U.S. Department of Labor Opens National Teen Worker Dialogue
The U.S. Department of Labor is creating a national online dialogue dedicated to teen safety in the workplace through April 30, 2021.
- By Shereen Hashem
- Apr 23, 2021
The U.S. Department of Labor is creating a national online dialogue dedicated to teen safety in the workplace through April 30, 2021. The invitation isn’t only for teens but also for employers, parents, educators and stakeholders.
Insights received will be used to determine different and effective ways to enhance existing efforts to help teenagers avoid workplace hazards, the types of work they’re allowed to do, age restrictions for work hours, training, wage requirements, apprenticeships and discrimination.
According to a press release, The Bureau of Labor Statistics reports in the U.S. workforce, as of 2020, there are 4.7 million workers in between the ages of 16 and 19. In the fiscal year of 2020, there were 850 investigations recorded of child labor violations by its Wage and Hour Division.
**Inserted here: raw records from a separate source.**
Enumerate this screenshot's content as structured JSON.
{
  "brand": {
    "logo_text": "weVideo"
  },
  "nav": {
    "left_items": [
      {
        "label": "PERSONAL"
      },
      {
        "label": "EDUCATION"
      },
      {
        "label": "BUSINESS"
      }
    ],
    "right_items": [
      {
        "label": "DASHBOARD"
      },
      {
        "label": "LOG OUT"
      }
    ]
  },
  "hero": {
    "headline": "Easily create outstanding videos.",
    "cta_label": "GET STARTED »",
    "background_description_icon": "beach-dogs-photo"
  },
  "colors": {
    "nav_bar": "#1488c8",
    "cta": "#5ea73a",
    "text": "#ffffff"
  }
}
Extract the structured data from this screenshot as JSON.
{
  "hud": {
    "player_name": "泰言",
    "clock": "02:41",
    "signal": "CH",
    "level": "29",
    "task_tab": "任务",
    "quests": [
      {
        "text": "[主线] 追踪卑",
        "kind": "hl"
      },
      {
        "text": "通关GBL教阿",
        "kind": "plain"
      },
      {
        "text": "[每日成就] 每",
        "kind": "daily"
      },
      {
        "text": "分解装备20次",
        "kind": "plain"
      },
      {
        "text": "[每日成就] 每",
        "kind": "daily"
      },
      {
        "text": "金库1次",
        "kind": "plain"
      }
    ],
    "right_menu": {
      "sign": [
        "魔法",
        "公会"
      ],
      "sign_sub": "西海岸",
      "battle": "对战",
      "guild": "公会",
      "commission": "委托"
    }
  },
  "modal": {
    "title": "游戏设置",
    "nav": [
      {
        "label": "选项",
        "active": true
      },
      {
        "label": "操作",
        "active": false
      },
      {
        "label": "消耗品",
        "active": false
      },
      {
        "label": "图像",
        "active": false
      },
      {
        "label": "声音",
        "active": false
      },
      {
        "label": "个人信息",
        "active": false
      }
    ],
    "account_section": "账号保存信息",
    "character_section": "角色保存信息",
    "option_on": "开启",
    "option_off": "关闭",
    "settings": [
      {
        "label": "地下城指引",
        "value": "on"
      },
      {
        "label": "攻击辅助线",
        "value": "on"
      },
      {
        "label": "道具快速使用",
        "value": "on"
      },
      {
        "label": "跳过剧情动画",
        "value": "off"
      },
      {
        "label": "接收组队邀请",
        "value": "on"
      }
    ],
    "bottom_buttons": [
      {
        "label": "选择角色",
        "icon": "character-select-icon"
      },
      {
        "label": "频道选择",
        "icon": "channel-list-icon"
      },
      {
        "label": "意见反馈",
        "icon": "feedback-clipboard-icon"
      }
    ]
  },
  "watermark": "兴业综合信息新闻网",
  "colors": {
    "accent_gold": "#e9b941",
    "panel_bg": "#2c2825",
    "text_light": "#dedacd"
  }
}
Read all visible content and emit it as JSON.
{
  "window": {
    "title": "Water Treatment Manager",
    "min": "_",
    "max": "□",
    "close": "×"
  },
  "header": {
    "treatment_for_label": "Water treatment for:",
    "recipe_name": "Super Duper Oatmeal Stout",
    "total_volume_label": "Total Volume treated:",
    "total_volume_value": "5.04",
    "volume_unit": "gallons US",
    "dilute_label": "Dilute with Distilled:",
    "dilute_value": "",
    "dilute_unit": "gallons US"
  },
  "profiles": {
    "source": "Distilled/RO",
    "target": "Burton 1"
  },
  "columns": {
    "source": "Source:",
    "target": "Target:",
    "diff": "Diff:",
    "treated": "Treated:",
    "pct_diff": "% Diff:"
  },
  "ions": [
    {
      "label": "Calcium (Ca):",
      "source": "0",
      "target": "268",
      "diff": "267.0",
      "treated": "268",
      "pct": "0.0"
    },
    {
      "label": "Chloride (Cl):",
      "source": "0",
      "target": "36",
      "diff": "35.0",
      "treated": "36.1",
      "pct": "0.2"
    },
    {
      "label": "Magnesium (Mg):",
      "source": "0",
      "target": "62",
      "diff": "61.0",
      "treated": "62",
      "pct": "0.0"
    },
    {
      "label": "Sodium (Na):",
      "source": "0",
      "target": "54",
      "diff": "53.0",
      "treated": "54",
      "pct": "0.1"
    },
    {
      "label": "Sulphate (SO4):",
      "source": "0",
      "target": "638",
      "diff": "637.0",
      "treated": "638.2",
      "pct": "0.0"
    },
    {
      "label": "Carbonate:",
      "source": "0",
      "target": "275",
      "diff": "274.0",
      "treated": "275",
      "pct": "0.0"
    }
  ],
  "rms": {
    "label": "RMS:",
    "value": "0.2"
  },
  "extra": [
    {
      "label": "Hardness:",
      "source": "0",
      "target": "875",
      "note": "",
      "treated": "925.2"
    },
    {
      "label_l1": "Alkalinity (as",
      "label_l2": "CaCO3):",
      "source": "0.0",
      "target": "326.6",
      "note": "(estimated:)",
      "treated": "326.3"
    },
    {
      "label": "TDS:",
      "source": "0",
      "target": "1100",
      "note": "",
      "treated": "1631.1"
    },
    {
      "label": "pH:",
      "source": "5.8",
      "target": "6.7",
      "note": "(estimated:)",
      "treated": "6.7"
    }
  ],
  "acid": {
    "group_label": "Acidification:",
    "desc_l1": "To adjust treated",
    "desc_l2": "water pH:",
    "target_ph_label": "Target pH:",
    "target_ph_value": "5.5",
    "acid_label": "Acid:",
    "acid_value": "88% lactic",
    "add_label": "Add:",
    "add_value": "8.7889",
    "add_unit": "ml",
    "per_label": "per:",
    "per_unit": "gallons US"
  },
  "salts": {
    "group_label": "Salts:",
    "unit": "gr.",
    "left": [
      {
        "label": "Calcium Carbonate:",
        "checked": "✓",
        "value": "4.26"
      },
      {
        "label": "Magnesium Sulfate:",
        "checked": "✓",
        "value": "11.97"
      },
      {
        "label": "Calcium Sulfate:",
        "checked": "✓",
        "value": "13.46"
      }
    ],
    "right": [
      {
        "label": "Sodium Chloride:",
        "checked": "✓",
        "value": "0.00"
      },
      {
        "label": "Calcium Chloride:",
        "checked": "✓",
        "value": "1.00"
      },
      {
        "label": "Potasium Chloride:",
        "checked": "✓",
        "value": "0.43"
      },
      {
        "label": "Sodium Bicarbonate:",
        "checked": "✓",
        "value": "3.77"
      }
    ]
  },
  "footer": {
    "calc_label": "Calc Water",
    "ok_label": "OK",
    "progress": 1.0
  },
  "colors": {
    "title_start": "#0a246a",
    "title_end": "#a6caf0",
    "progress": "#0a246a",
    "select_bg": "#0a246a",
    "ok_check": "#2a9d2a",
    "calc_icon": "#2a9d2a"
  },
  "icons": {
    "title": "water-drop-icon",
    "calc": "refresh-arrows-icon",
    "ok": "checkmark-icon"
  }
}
It estimates teens ages 15 through 19 require emergency room treatment approximately every five minutes.
An example of a violation of child labor laws is a Pennsylvania Youth Club facing $103,000 for willful violations. According to a press release, the actions follow an investigation by the department’s Wage and Hour Division that found the organization hired 17 minors, some as young as 12 years old, to work illegally as door-to-door salespeople selling candy. The employer permitted the teens to work during prohibited work ours and failed to maintain records; both are in violation with the Fair Labor Standards Act.
“Protecting our youngest workers continues to be a top priority for the Wage and Hour Division,” said Wage and Hour Division District Director James Cain, in Philadelphia. “Child labor laws ensure that when young people work, the work does not jeopardize their health, well-being or educational opportunities. Employers of minors have a responsibility to understand their obligations under the law, and to comply with those requirements. This case should serve as notice to other employers who may be employing minors in similar circumstances.”
The dialogue is hosted by the department’s Office of Disability Act, OSHA, Wage and Hour Division, Office of Compliance Initiatives and Employment and Training Administration. The dialogue is part of ODEP’s ePolicyWorks initiative.
You can register for the national dialogue here.
Shereen Hashem is the Associate Content Editor for Occupational Health & Safety magazine.